Spordi otsereportaaž Vancouveri taliolümpiamängudel ETV, NBC, CTV, SVT, YLE, ZDF ja Eurospordi näitel
Sports Live Broadcast on the Vancouver Winter Olympics based on the coverage of ETV, NBC, CTV, SVT, YLE, ZDF and Eurosport. The main purpose of this bachelor’s thesis was to examine the genre of television live sports broadcast. The comparison was based on the 2010 Vancouver Winter Olympics broadcasts on ETV, NBC, CTV, Eurosport, SVT, YLE and ZDF. Focus was on the sportscasting and the roles of reporter and expert. Both quantitative and qualitative content analysis was used when comparing recordings of three different types of Winter Olympic events – ice hockey, crosscountry skiing and figure skating. It was discovered that diversity between broadcasting different events were more significant than diversity between broadcasters. The main disciminating factor within the sport itself was its pace. For example, figure skating is a lower pace sport and because of this the broadcast turned out to be more conversational and there was less description of live action. As a result, expert got more time in the broadcast. Ice hockey, to the contrary, has a higher pace, so most of the time went into describing immediate actions leaving less time for expert’s commentaries.
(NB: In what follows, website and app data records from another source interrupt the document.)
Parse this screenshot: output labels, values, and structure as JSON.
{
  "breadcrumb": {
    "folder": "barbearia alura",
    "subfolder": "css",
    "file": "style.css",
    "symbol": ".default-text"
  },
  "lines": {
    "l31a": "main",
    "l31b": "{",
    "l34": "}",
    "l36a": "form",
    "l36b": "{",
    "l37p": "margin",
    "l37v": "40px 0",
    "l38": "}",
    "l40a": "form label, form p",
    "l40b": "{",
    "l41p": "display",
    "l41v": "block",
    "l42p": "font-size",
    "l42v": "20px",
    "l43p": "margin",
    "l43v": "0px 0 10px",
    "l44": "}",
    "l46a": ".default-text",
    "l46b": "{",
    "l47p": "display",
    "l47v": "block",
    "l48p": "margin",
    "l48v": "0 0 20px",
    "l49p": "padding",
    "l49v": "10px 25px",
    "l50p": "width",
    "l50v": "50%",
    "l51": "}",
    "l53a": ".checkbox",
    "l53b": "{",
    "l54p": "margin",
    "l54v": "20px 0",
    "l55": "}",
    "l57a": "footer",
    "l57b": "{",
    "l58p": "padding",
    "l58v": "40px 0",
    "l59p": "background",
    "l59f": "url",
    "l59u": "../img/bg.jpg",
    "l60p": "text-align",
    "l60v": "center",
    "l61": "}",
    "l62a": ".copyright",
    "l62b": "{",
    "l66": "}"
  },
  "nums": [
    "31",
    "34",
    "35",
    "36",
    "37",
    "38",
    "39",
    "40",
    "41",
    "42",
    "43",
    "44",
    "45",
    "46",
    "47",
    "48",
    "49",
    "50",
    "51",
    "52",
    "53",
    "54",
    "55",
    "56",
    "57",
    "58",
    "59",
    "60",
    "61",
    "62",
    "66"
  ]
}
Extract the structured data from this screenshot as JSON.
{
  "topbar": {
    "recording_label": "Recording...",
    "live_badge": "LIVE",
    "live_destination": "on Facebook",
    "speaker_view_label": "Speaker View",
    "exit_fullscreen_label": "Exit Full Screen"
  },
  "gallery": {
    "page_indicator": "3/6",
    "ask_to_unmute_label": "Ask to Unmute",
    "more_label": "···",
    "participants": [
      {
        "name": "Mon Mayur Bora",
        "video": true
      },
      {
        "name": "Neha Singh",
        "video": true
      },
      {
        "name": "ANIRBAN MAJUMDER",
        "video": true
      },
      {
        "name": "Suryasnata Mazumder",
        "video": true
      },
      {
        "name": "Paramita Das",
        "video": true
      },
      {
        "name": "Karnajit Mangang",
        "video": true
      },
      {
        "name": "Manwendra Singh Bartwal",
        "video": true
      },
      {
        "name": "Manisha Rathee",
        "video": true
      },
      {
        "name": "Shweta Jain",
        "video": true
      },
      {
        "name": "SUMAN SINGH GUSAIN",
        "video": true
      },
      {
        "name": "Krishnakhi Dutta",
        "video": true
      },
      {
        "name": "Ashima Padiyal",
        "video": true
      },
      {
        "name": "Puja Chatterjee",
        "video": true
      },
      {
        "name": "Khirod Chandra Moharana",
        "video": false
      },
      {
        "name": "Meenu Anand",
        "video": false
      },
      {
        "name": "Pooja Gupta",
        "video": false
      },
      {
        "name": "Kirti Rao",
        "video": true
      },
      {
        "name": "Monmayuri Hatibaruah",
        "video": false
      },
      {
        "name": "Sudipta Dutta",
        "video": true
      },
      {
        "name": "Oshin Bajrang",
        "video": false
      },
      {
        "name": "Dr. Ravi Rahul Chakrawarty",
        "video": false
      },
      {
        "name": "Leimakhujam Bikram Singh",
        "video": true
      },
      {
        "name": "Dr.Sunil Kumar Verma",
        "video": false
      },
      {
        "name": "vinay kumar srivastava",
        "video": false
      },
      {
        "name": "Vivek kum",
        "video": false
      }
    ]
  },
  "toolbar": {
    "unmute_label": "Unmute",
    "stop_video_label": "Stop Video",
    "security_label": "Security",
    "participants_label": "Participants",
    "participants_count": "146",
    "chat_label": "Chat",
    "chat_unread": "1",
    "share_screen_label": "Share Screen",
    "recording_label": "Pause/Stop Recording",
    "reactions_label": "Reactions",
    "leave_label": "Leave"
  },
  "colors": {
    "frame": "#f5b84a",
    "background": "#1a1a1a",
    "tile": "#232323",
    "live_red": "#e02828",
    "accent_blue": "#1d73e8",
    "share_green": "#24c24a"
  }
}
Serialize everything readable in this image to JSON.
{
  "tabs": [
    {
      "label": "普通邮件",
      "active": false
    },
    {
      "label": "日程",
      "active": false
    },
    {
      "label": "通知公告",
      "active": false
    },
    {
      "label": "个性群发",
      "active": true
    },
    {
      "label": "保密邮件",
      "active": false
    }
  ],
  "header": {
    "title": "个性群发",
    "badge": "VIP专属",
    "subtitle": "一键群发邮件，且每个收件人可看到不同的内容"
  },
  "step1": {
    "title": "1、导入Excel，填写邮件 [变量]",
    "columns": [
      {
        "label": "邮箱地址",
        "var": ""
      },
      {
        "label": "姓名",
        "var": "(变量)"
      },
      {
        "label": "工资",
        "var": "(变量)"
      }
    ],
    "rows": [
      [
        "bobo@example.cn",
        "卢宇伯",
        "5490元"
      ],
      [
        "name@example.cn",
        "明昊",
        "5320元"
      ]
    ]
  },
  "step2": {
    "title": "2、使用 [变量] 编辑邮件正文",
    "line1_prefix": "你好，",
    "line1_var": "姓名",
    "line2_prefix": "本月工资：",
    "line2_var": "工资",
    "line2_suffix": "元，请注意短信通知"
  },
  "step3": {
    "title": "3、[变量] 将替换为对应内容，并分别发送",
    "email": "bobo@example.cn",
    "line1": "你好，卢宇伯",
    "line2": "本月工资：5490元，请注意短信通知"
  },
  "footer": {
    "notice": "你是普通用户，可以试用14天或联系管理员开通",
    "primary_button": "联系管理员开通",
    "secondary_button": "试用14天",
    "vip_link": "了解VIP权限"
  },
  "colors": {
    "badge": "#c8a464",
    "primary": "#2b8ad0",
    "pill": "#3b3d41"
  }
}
Reporters’ and experts’ work was also influenced by the agreed share of their roles. It turned out that the North-American broadcasts had thoroughly defined the role of expert and this meant that experts were given more time to be involved in the broadcast. Contrary to this, in European and especially in Estonian broadcasts the reporters often abandoned the role of mediator and took over many traditional roles of expert. This meant that often reporter’s so called expert opinion had doubtful value and experts themselves had a lesser role in the broadcast. According to the former Estonian sportscaster Toomas Uba (1968) the most important role of the reporter is to be the mediator of the emotional tension curve in the sports broadcast. It turned out that reporters have basically two methods to differentiate critical and less intensive moments: first, faster and more intensive way of speaking versus calmer conversational style, and second, more description of live action versus more background information. Estonian Television broadcasts differed from other broadcasts mostly in the cooperation of commentators. The main factor in this category for Estonian Television was the sound delay and distance between reporter and expert. Both were caused by the fact that reporter was commenting on spot in Vancouver and expert had to comment at the same time in Estonia. From all the broadcasters analyzed only Estonian Television had this problem. It can be said that this sort of different positioning of the commentators is a cheaper way of broadcasting, but it sets unnecessary limits to commenting and hampers its quality. Another negative aspect of Estonian Television broadcasts was the fact that all experts had very little experience in sportscasting. This meant that the experts were bad talkers and the cooperation of the commentators was rugged. To conclude, one may say that the main flaws of Estonian sports broadcasts are related to weak cooperation between commentators, poor training of experts and vagueness of experts’ role. At the same time, Estonian sports reporters do not differ much from sports reporters of the rest of the world – the difference between sports events is much more significant than the difference between reporters.